*** SUPPLIED ENTRIES ***

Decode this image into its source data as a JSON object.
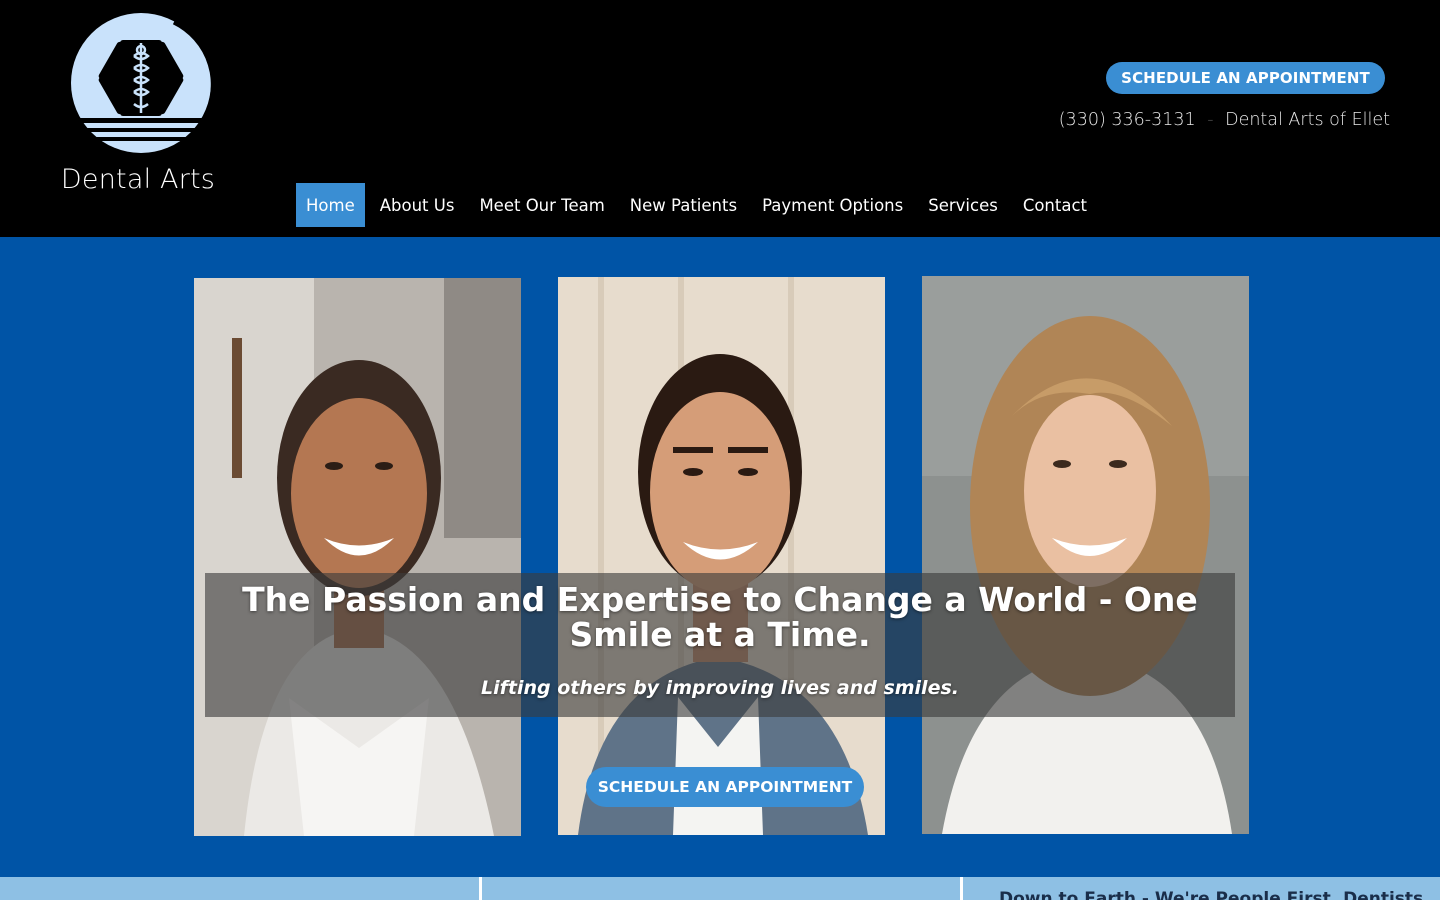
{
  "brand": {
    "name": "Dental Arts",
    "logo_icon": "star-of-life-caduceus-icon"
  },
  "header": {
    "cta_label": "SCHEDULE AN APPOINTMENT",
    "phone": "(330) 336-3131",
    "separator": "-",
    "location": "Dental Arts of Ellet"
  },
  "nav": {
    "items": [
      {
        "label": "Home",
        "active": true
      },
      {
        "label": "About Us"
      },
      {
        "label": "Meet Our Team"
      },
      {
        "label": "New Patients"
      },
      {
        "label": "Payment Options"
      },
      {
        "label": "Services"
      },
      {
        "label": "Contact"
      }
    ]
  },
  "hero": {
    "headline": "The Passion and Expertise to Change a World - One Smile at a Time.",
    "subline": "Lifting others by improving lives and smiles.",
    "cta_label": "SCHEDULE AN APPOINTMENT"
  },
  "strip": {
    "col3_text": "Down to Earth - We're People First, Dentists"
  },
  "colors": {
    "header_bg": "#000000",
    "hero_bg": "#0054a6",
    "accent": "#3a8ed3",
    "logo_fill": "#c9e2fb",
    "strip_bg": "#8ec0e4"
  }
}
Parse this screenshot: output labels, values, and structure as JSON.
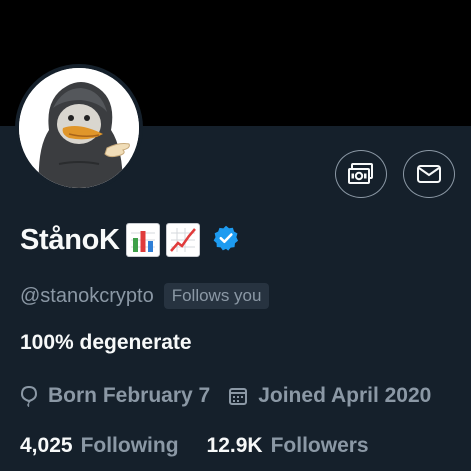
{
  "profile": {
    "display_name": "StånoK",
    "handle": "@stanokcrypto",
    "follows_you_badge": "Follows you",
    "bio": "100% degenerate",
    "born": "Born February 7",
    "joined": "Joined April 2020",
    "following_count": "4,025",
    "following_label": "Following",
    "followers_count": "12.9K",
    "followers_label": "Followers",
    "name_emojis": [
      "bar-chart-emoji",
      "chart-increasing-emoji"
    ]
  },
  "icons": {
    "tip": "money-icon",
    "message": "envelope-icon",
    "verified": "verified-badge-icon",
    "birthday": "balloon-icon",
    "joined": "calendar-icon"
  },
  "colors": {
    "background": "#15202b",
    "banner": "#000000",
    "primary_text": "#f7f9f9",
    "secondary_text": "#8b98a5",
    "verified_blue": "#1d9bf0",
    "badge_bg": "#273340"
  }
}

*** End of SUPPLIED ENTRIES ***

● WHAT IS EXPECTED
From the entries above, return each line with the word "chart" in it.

● EXERCISE SOLUTION
      "bar-chart-emoji",
      "chart-increasing-emoji"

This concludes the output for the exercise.